All those days
you felt like dust,
like dirt,
as if all you had to do
was turn your face
toward the wind
and be scattered
to the four corners 

or swept away
by the smallest breath
as insubstantial–

Did you not know
what the Holy One
can do with dust? 

This is the day
we freely say
we are scorched. 

This is the hour
we are marked
by what has made it
through the burning. 

This is the moment
we ask for the blessing
that lives within
the ancient ashes,
that makes its home
inside the soil
of this sacred earth. 

So let us be marked,
not for sorrow.
And let us be marked
not for shame.
Let us be marked
not for false humility
or for thinking
we are less
than we are 

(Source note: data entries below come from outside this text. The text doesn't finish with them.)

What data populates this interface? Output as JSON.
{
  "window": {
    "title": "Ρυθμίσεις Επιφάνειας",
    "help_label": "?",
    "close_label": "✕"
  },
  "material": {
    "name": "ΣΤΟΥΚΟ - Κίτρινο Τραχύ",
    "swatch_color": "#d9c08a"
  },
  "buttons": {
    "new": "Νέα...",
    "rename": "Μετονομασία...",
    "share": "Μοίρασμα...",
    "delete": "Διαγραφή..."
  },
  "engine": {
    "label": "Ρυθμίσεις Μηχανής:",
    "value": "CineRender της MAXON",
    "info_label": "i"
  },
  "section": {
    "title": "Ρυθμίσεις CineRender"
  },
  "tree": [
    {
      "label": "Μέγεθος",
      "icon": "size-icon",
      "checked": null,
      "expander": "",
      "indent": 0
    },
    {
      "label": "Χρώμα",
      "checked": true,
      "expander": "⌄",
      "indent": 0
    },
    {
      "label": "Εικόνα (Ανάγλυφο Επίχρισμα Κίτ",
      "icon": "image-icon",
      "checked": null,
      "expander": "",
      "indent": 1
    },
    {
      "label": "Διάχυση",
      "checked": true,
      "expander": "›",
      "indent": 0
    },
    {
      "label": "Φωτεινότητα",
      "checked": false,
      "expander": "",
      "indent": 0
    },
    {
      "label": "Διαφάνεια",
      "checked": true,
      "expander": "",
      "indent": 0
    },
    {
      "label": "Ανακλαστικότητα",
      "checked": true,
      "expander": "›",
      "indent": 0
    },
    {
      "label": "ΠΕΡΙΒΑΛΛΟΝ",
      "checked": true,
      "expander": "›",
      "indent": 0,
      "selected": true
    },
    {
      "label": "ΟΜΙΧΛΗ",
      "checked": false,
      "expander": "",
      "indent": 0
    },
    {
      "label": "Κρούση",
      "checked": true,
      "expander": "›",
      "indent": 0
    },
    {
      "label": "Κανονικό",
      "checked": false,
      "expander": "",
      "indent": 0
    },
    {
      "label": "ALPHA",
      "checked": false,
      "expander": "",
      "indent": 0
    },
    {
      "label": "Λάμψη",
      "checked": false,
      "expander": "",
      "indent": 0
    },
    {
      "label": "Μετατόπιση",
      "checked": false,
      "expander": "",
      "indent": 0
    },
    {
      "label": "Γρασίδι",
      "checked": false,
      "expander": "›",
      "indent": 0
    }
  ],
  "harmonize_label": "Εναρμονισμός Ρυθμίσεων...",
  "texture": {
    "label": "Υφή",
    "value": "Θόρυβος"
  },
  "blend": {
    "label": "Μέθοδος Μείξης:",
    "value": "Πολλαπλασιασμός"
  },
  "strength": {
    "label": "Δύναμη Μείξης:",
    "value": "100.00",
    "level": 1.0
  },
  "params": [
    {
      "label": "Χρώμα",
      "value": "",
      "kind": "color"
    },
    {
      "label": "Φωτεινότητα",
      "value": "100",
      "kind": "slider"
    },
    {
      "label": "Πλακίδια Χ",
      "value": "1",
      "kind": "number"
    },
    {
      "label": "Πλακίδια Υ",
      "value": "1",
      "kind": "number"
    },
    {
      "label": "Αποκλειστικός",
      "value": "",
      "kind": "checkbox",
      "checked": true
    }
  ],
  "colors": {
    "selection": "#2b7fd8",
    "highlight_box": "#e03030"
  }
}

but for claiming
what God can do
within the dust,
within the dirt,
within the stuff
of which the world
is made,
and the stars that blaze
in our bones,
and the galaxies that spiral
inside the smudge
we bear. 

-Jan Richardson (Author, Artist, Minister)

The phrase in bold struck me and my eyes welled with tears. It was like God breathing life into me, just like he did all those years ago when he created Adam, the very first man. Going forward to receive the ashes, a fellow congregant cupped my head in her hands, locked eyes with me, and said, “Did you not know what the Holy One can do with dust?

I couldn’t contain my tears. So much of my life has felt marked by sorrow and shame and loss. So many hopes tainted by the dust of life, by common humanity, by mortality, by choices of selfish ambition, or even good intentions gone wrong. And yet…and yet, we forget what God, the Holy One, can do with dust. We underestimate his power to redeem and make beauty from the ashes. We forget that God is good and that he loves to meet us when we are at our lowest, and rescue and redeem and reclaim all that has been lost.

f6d6368c34c9846a1ebf39a3dc71269dOne of my favorite stories from the Bible is the woman caught in adultery. The Pharisees, catching her in the act, took her and threw her down in the dirt in front of a crowd for public ridicule. Yet Jesus, instead of condemning her the way the Pharisees expected, got down next to her in the dirt and wrote something in the dust that remains a mystery to us, yet clearly brought life and healing to this embarrassed woman.

Sometimes sitting in the dust of our humanity is the best place to be. It is humbling. It is authentic. It is honest and God meets us there.

If I could see you face to face today, I would cup your face in my hands and gently ask you, “Did you not know what the Holy One could do with dust?”